**Sample text**

Every local maximum of C corresponds to a positive singularity of F, every local minimum corresponds to a negative singularity and all other edges are zero singularities. If the representation for the singular cycle C involves exactly k distinct indices, the behaviour of F on C coincides with that of a cpl map F1 derived from a restriction / ' obtained from / by assigning values to all butfc+ 1 free variables. C is then a variant of a singular cycle associated with the cpl map of degree k + 1 that corresponds to / ' in FDL(fc + 1).

Meurig Beynon * Abstract Topical but classical results concerning the incidence relationship between prime clauses and implicants of a monotone Boolean function are derived by applying a general theory of computational equivalence and replaceability to distributive lattices.
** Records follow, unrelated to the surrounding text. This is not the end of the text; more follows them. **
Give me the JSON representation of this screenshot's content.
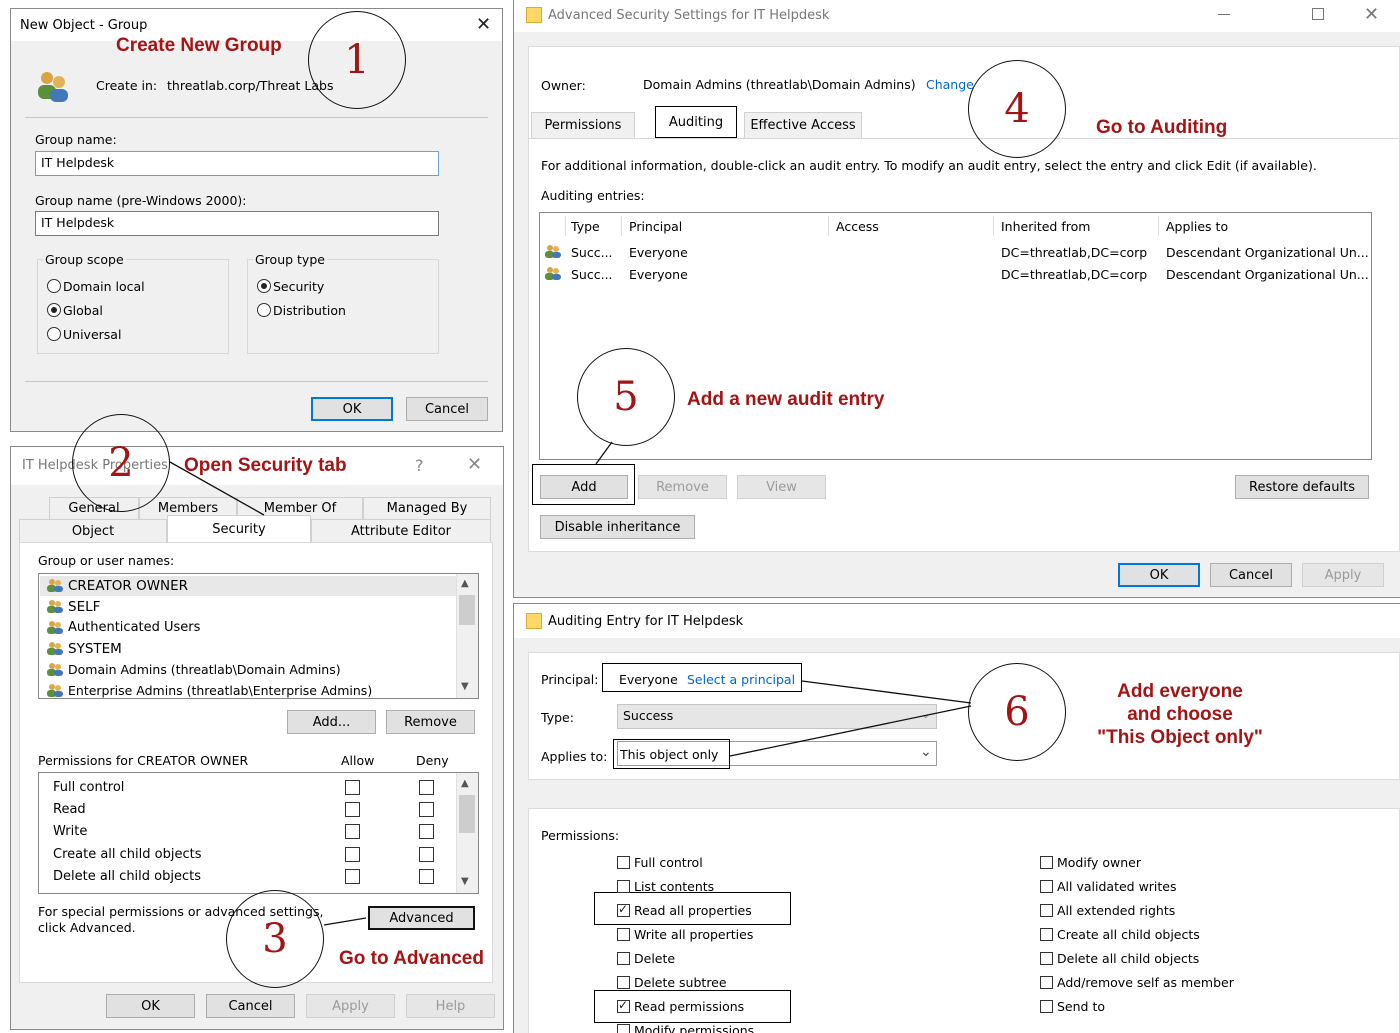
{
  "new_group": {
    "title": "New Object - Group",
    "create_in_label": "Create in:",
    "create_in_path": "threatlab.corp/Threat Labs",
    "group_name_label": "Group name:",
    "group_name_value": "IT Helpdesk",
    "pre2000_label": "Group name (pre-Windows 2000):",
    "pre2000_value": "IT Helpdesk",
    "scope_label": "Group scope",
    "scope_options": [
      "Domain local",
      "Global",
      "Universal"
    ],
    "type_label": "Group type",
    "type_options": [
      "Security",
      "Distribution"
    ],
    "ok": "OK",
    "cancel": "Cancel"
  },
  "properties": {
    "title": "IT Helpdesk Properties",
    "help_glyph": "?",
    "tabs_row1": [
      "General",
      "Members",
      "Member Of",
      "Managed By"
    ],
    "tabs_row2": [
      "Object",
      "Security",
      "Attribute Editor"
    ],
    "group_users_label": "Group or user names:",
    "users": [
      "CREATOR OWNER",
      "SELF",
      "Authenticated Users",
      "SYSTEM",
      "Domain Admins (threatlab\\Domain Admins)",
      "Enterprise Admins (threatlab\\Enterprise Admins)"
    ],
    "add": "Add...",
    "remove": "Remove",
    "perms_label": "Permissions for CREATOR OWNER",
    "allow": "Allow",
    "deny": "Deny",
    "perms": [
      "Full control",
      "Read",
      "Write",
      "Create all child objects",
      "Delete all child objects"
    ],
    "special_text": "For special permissions or advanced settings, click Advanced.",
    "advanced": "Advanced",
    "ok": "OK",
    "cancel": "Cancel",
    "apply": "Apply",
    "help": "Help"
  },
  "advanced_security": {
    "title": "Advanced Security Settings for IT Helpdesk",
    "owner_label": "Owner:",
    "owner_value": "Domain Admins (threatlab\\Domain Admins)",
    "change_link": "Change",
    "tabs": [
      "Permissions",
      "Auditing",
      "Effective Access"
    ],
    "info": "For additional information, double-click an audit entry. To modify an audit entry, select the entry and click Edit (if available).",
    "entries_label": "Auditing entries:",
    "columns": [
      "Type",
      "Principal",
      "Access",
      "Inherited from",
      "Applies to"
    ],
    "rows": [
      [
        "Succ...",
        "Everyone",
        "",
        "DC=threatlab,DC=corp",
        "Descendant Organizational Un..."
      ],
      [
        "Succ...",
        "Everyone",
        "",
        "DC=threatlab,DC=corp",
        "Descendant Organizational Un..."
      ]
    ],
    "add": "Add",
    "remove": "Remove",
    "view": "View",
    "restore": "Restore defaults",
    "disable_inheritance": "Disable inheritance",
    "ok": "OK",
    "cancel": "Cancel",
    "apply": "Apply"
  },
  "audit_entry": {
    "title": "Auditing Entry for IT Helpdesk",
    "principal_label": "Principal:",
    "principal_value": "Everyone",
    "select_principal": "Select a principal",
    "type_label": "Type:",
    "type_value": "Success",
    "applies_label": "Applies to:",
    "applies_value": "This object only",
    "permissions_label": "Permissions:",
    "left_perms": [
      {
        "label": "Full control",
        "checked": false
      },
      {
        "label": "List contents",
        "checked": false
      },
      {
        "label": "Read all properties",
        "checked": true
      },
      {
        "label": "Write all properties",
        "checked": false
      },
      {
        "label": "Delete",
        "checked": false
      },
      {
        "label": "Delete subtree",
        "checked": false
      },
      {
        "label": "Read permissions",
        "checked": true
      },
      {
        "label": "Modify permissions",
        "checked": false
      }
    ],
    "right_perms": [
      {
        "label": "Modify owner",
        "checked": false
      },
      {
        "label": "All validated writes",
        "checked": false
      },
      {
        "label": "All extended rights",
        "checked": false
      },
      {
        "label": "Create all child objects",
        "checked": false
      },
      {
        "label": "Delete all child objects",
        "checked": false
      },
      {
        "label": "Add/remove self as member",
        "checked": false
      },
      {
        "label": "Send to",
        "checked": false
      }
    ]
  },
  "annotations": {
    "step1_num": "1",
    "step1_text": "Create New Group",
    "step2_num": "2",
    "step2_text": "Open Security tab",
    "step3_num": "3",
    "step3_text": "Go to Advanced",
    "step4_num": "4",
    "step4_text": "Go to Auditing",
    "step5_num": "5",
    "step5_text": "Add a new audit entry",
    "step6_num": "6",
    "step6_line1": "Add everyone",
    "step6_line2": "and choose",
    "step6_line3": "\"This Object only\"",
    "color": "#a31515"
  }
}
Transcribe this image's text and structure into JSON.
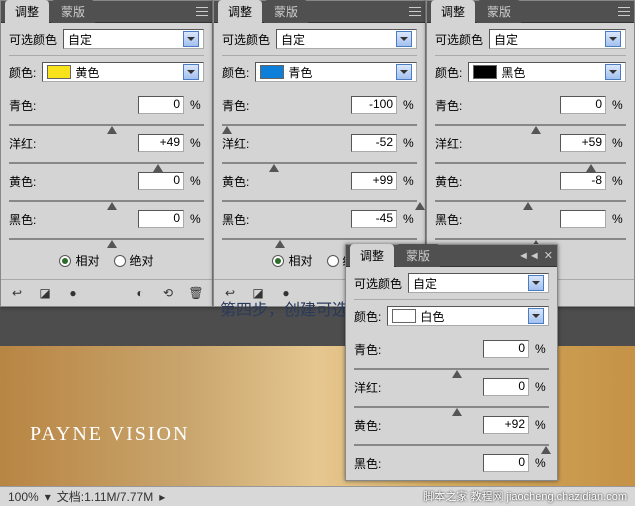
{
  "tabs": {
    "adjust": "调整",
    "mask": "蒙版"
  },
  "labels": {
    "selective_color": "可选颜色",
    "custom": "自定",
    "colors": "颜色:",
    "cyan": "青色:",
    "magenta": "洋红:",
    "yellow": "黄色:",
    "black": "黑色:",
    "relative": "相对",
    "absolute": "绝对",
    "pct": "%"
  },
  "panels": [
    {
      "id": "yellow",
      "swatch_label": "黄色",
      "swatch_color": "#f7e21b",
      "cyan": "0",
      "magenta": "+49",
      "yellow": "0",
      "black": "0"
    },
    {
      "id": "cyan",
      "swatch_label": "青色",
      "swatch_color": "#0e7fd8",
      "cyan": "-100",
      "magenta": "-52",
      "yellow": "+99",
      "black": "-45"
    },
    {
      "id": "black",
      "swatch_label": "黑色",
      "swatch_color": "#000000",
      "cyan": "0",
      "magenta": "+59",
      "yellow": "-8",
      "black": ""
    },
    {
      "id": "white",
      "swatch_label": "白色",
      "swatch_color": "#ffffff",
      "cyan": "0",
      "magenta": "0",
      "yellow": "+92",
      "black": "0"
    }
  ],
  "caption": "第四步，创建可选颜色调整层，参数如图",
  "watermark": "PAYNE VISION",
  "status": {
    "zoom": "100%",
    "doc": "文档:1.11M/7.77M"
  },
  "credit": "脚本之家 教程网 jiaocheng.chazidian.com"
}
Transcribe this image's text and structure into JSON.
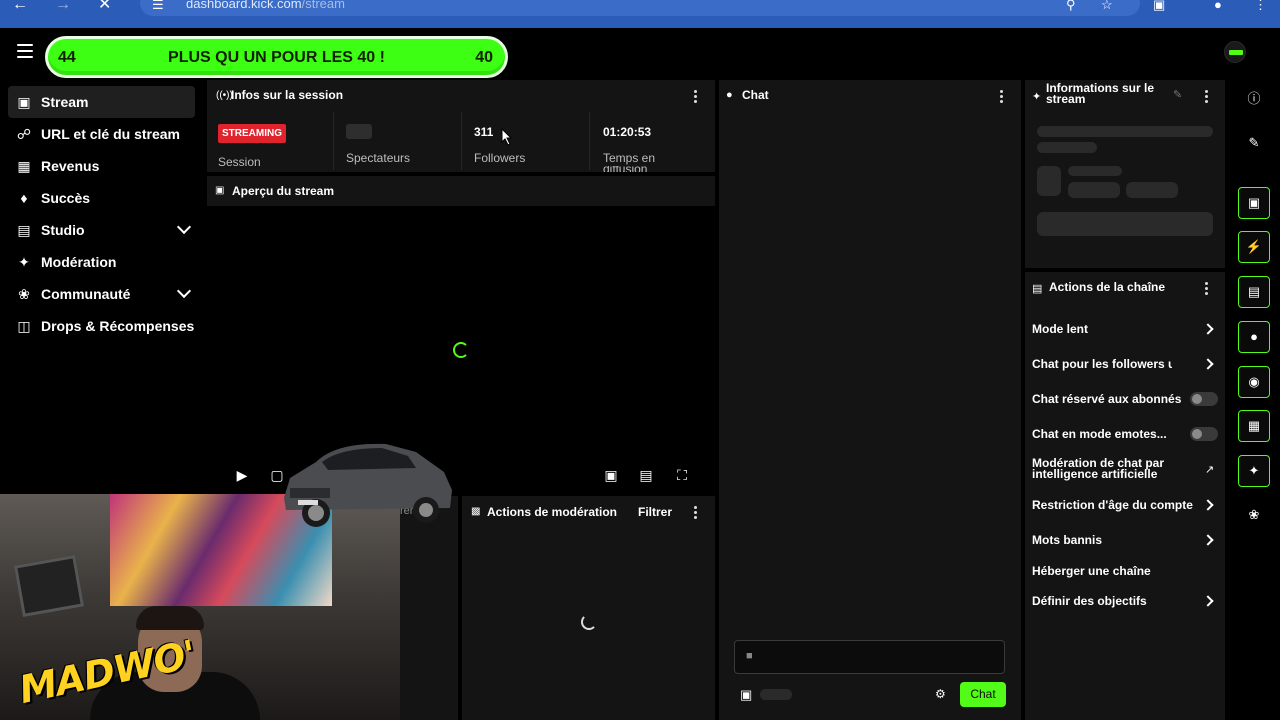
{
  "browser": {
    "url_host": "dashboard.kick.com",
    "url_path": "/stream"
  },
  "goal": {
    "left_number": "44",
    "text": "PLUS QU UN POUR LES 40 !",
    "right_number": "40",
    "color": "#3cff14"
  },
  "sidebar": {
    "items": [
      {
        "label": "Stream",
        "icon": "broadcast-icon"
      },
      {
        "label": "URL et clé du stream",
        "icon": "link-icon"
      },
      {
        "label": "Revenus",
        "icon": "chart-icon"
      },
      {
        "label": "Succès",
        "icon": "trophy-icon"
      },
      {
        "label": "Studio",
        "icon": "studio-icon"
      },
      {
        "label": "Modération",
        "icon": "wrench-icon"
      },
      {
        "label": "Communauté",
        "icon": "community-icon"
      },
      {
        "label": "Drops & Récompenses",
        "icon": "gift-icon"
      }
    ]
  },
  "session": {
    "title": "Infos sur la session",
    "badge": "STREAMING",
    "session_label": "Session",
    "viewers_label": "Spectateurs",
    "followers_value": "311",
    "followers_label": "Followers",
    "time_value": "01:20:53",
    "time_label": "Temps en",
    "time_label_2": "diffusion"
  },
  "preview": {
    "title": "Aperçu du stream"
  },
  "moderation": {
    "title": "Actions de modération",
    "filter": "Filtrer",
    "partial_text": "rer"
  },
  "chat": {
    "title": "Chat",
    "send_label": "Chat"
  },
  "info": {
    "title": "Informations sur le stream"
  },
  "channel_actions": {
    "title": "Actions de la chaîne",
    "items": [
      {
        "label": "Mode lent",
        "control": "chevron"
      },
      {
        "label": "Chat pour les followers uniquement",
        "control": "chevron"
      },
      {
        "label": "Chat réservé aux abonnés",
        "control": "toggle"
      },
      {
        "label": "Chat en mode emotes...",
        "control": "toggle"
      },
      {
        "label": "Modération de chat par intelligence artificielle",
        "control": "external"
      },
      {
        "label": "Restriction d'âge du compte",
        "control": "chevron"
      },
      {
        "label": "Mots bannis",
        "control": "chevron"
      },
      {
        "label": "Héberger une chaîne",
        "control": "none"
      },
      {
        "label": "Définir des objectifs",
        "control": "chevron"
      }
    ]
  },
  "overlay": {
    "logo_text": "MADWO'"
  },
  "colors": {
    "accent": "#53fc18",
    "badge_red": "#e0242e",
    "panel": "#141414"
  }
}
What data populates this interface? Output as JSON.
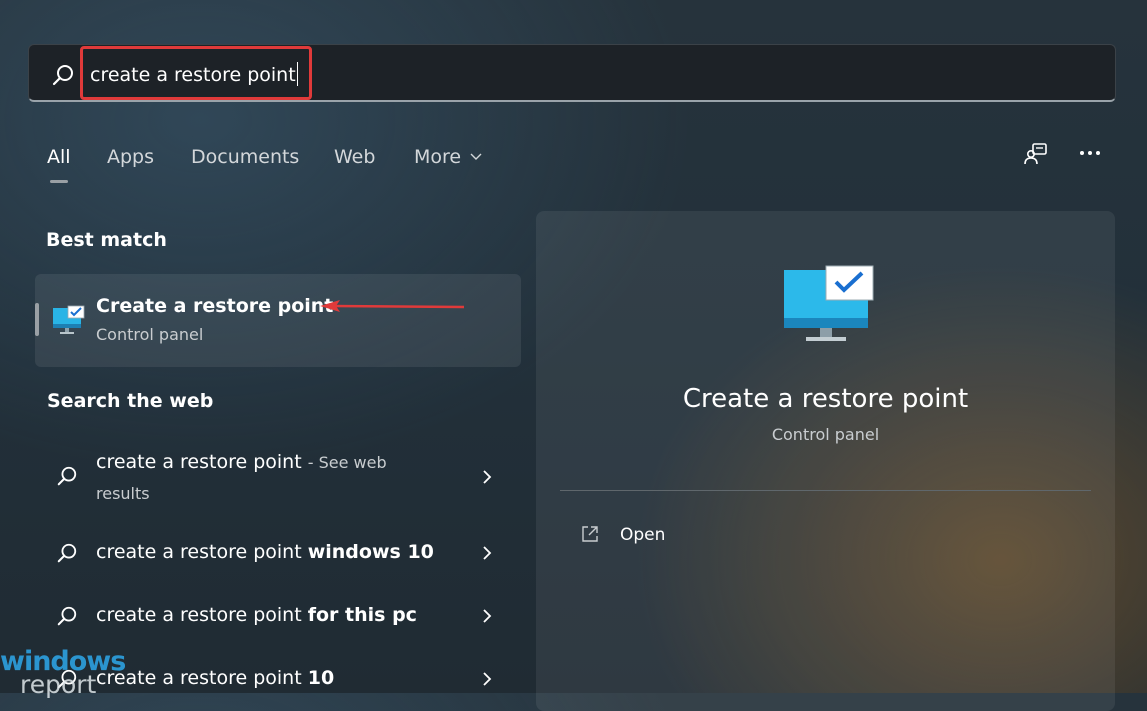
{
  "search": {
    "value": "create a restore point"
  },
  "tabs": [
    {
      "label": "All"
    },
    {
      "label": "Apps"
    },
    {
      "label": "Documents"
    },
    {
      "label": "Web"
    },
    {
      "label": "More"
    }
  ],
  "sections": {
    "best_match": "Best match",
    "search_web": "Search the web"
  },
  "best_match": {
    "title": "Create a restore point",
    "subtitle": "Control panel"
  },
  "web_results": [
    {
      "prefix": "create a restore point",
      "suffix": "",
      "note": "- See web",
      "note2": "results"
    },
    {
      "prefix": "create a restore point ",
      "suffix": "windows 10"
    },
    {
      "prefix": "create a restore point ",
      "suffix": "for this pc"
    },
    {
      "prefix": "create a restore point ",
      "suffix": "10"
    }
  ],
  "detail": {
    "title": "Create a restore point",
    "subtitle": "Control panel",
    "open_label": "Open"
  },
  "icons": {
    "search": "search-icon",
    "feedback": "feedback-icon",
    "more": "more-options-icon",
    "app": "restore-point-monitor-icon",
    "open": "open-external-icon",
    "chevron": "chevron-right-icon"
  },
  "watermark": {
    "line1": "windows",
    "line2": "report"
  },
  "colors": {
    "highlight": "#e03a3a",
    "accent_blue": "#2da1e0"
  }
}
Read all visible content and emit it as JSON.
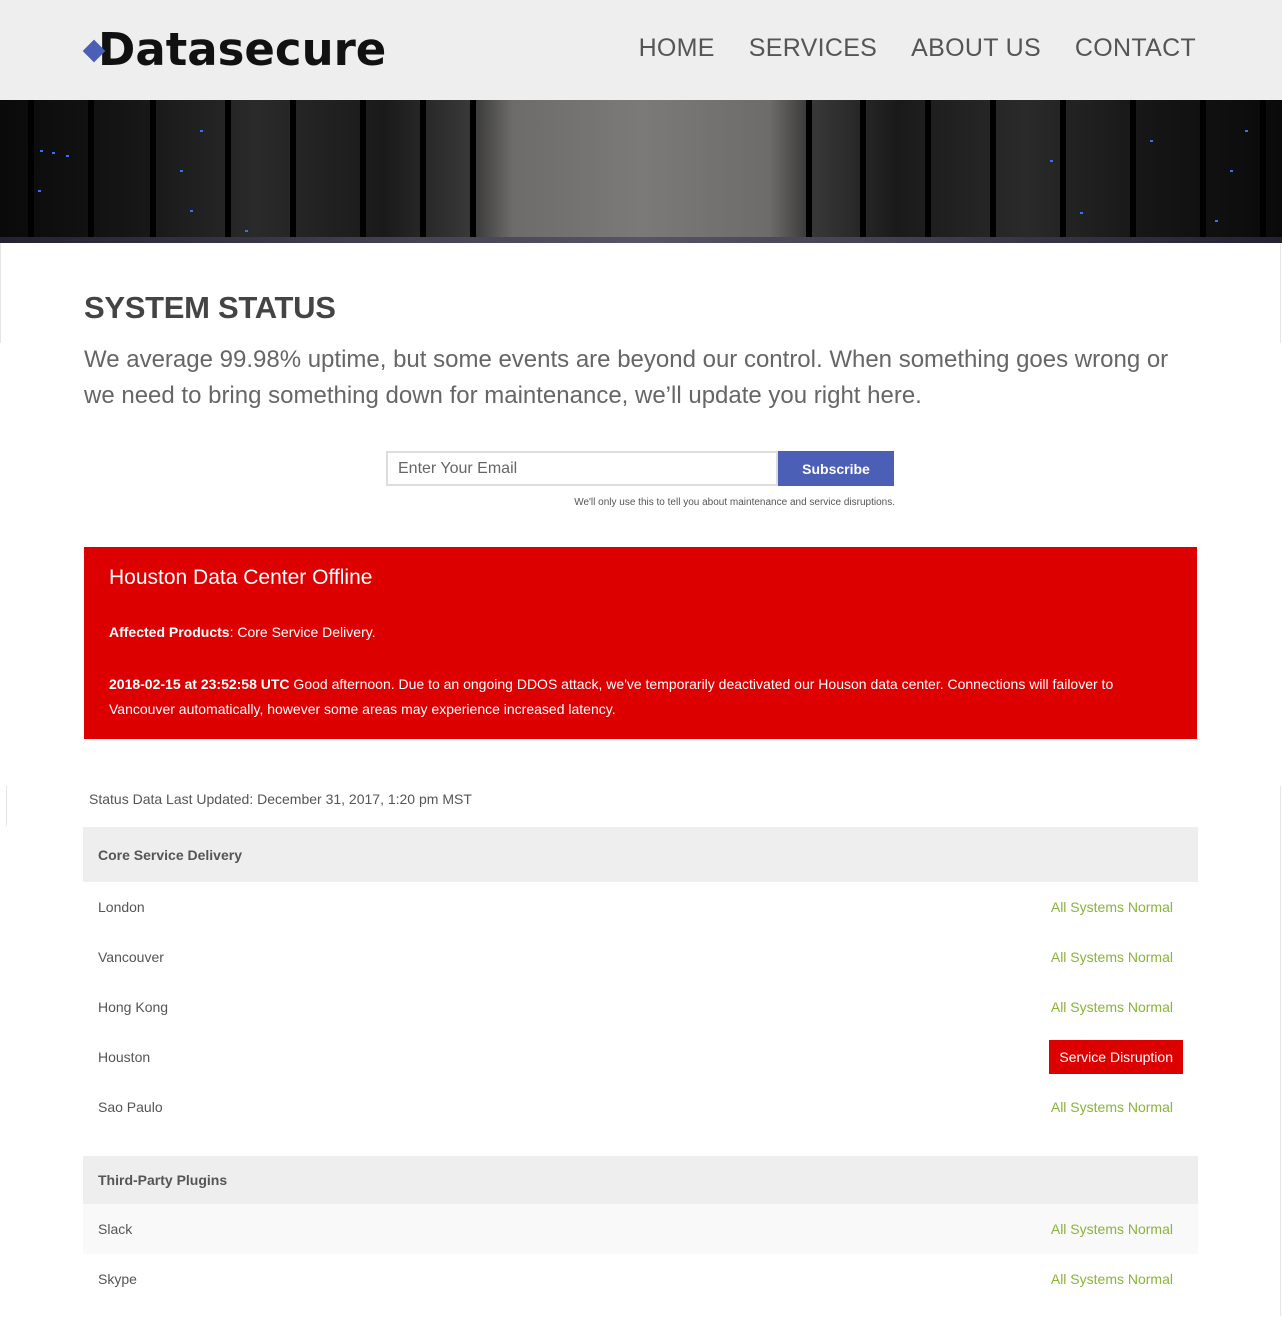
{
  "header": {
    "logo_text": "Datasecure",
    "nav": [
      "HOME",
      "SERVICES",
      "ABOUT US",
      "CONTACT"
    ]
  },
  "colors": {
    "accent": "#4a5fb5",
    "alert": "#dd0000",
    "normal": "#8ab43a",
    "header_bg": "#eeeeee"
  },
  "main": {
    "title": "SYSTEM STATUS",
    "intro": "We average 99.98% uptime, but some events are beyond our control. When something goes wrong or we need to bring something down for maintenance, we’ll update you right here.",
    "subscribe": {
      "placeholder": "Enter Your Email",
      "button": "Subscribe",
      "note": "We'll only use this to tell you about maintenance and service disruptions."
    },
    "alert": {
      "title": "Houston Data Center Offline",
      "affected_label": "Affected Products",
      "affected_value": ": Core Service Delivery.",
      "timestamp": "2018-02-15 at 23:52:58 UTC",
      "message": " Good afternoon. Due to an ongoing DDOS attack, we've temporarily deactivated our Houson data center. Connections will failover to Vancouver automatically, however some areas may experience increased latency."
    },
    "last_updated": "Status Data Last Updated: December 31, 2017, 1:20 pm MST",
    "groups": [
      {
        "name": "Core Service Delivery",
        "rows": [
          {
            "label": "London",
            "status": "All Systems Normal"
          },
          {
            "label": "Vancouver",
            "status": "All Systems Normal"
          },
          {
            "label": "Hong Kong",
            "status": "All Systems Normal"
          },
          {
            "label": "Houston",
            "status": "Service Disruption"
          },
          {
            "label": "Sao Paulo",
            "status": "All Systems Normal"
          }
        ]
      },
      {
        "name": "Third-Party Plugins",
        "rows": [
          {
            "label": "Slack",
            "status": "All Systems Normal"
          },
          {
            "label": "Skype",
            "status": "All Systems Normal"
          }
        ]
      }
    ]
  }
}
A non-standard combinatorial model for the free distributive lattice FDL(n) is described, and a correspondence between monotone Boolean functions and partitions of a standard Cayley diagram for the symmetric group is derived.

E n has a standard presentation relative to the generating set consisting of the n — 1 transpositions Ti, T2, . . , r n _i, where r,- interchanges i and i + 1. '). Following the conventions defined in [3], the subset S of { 1 , 2 , . . , A map E n —> {1,2, . . , n } is combinatorially piecewise-linear (of degree n) if it corresponds to an n-colouring of F n in which nodes p and